Mina by Marie Kiraly bends genre in fun & curious ways. Not quite historical fiction, not quite erotica, not quite a feminist reinterpretation ofMina by Marie Kiraly bends genre in fun & curious ways. Not quite historical fiction, not quite erotica, not quite a feminist reinterpretation of high literature, Kiraly instead takes the most interesting aspects of all three genres & gives readers a story about coming back to "normal life" after having brushed up against something strange. I've read many of the other comments on GoodReads about this book & many people seem disappointed that the novel isn't easily categorized. Honestly, I think Mina falls into a certain type of storytelling that gives authors space to play & reinterpret their favorite types of literature.

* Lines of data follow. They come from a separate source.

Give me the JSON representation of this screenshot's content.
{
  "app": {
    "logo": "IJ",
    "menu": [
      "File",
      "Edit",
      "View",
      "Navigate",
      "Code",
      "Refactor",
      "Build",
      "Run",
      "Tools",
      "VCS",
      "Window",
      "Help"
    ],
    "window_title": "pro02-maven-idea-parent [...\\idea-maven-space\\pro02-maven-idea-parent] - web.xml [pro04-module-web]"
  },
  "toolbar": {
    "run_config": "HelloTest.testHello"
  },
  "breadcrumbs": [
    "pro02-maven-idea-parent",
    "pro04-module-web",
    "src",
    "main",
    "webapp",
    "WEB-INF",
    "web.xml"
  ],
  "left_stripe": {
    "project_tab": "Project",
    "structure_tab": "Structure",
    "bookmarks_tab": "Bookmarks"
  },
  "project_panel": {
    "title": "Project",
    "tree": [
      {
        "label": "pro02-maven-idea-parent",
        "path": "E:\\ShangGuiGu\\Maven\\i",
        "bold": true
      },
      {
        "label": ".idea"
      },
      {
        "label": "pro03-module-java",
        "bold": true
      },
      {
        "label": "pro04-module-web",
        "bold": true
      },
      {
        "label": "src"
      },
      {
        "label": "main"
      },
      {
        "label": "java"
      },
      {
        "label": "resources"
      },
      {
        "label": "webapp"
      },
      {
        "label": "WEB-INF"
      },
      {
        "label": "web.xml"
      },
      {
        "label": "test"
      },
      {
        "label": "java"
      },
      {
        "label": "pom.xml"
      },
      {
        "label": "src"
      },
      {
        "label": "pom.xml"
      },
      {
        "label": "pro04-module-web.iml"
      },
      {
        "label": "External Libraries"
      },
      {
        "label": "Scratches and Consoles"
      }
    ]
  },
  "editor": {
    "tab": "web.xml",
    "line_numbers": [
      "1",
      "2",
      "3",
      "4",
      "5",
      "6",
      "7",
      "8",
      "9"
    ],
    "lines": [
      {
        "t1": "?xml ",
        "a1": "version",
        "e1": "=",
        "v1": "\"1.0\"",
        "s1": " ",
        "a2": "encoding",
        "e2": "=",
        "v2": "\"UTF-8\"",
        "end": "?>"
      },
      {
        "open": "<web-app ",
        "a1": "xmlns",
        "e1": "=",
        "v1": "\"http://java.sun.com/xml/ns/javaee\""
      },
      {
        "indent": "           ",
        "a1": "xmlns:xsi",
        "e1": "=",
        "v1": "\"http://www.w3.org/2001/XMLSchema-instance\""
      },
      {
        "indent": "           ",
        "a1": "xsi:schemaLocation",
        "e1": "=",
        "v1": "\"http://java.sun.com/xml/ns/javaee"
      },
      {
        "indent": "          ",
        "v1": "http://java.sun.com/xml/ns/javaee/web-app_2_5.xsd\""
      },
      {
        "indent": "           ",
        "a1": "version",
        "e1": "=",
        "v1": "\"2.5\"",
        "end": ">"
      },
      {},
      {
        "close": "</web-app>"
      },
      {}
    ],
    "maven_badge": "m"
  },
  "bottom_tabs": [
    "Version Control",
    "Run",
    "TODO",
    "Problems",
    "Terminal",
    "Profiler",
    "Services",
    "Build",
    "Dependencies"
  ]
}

The scale I used to compare Mina included books like Mistress of the Art of Death & The Poe Shadow on the poor side of the scale, The Diary of Elizabeth Frankenstein and Dragonwyck in the middle, and Passion & The Mists of Avalon at the top. Mina would come in above average on this scale. All of these books rely on a specific literary touchstone or author to give them life & try to create a fantasy that other fascinated readers can relate to. I totally picked up Mina because I had always dreamed up interesting futures for Mina Harker after the story of Dracula ended. (One included her running off with a Russian violinist & seeing the Revolution in action.)
Kiraly is a writer who not only knows the Dracula text inside & out, but has clearly done some serious research on Victorian society & the parts of Eastern Europe her characters travel through. Her prose is natural, approachable & competently structured. My only quibble is that the details of the England landscape were often overlooked in favor of the wilds of Carpathia, but who can blame the author wanting to hang out there? Kiraly also has fun integrating or hinting at other influences. One of the main characters is an exercise in Byronic excess. Russia romantically beckons from just off-stage. The social novels of the era are also alluded to as Mina volunteers at or is confined to various hospitals. In short, Mina was a great book for an English major like me because it mixed both critical thought & pure fantasy in equally pleasing measures....more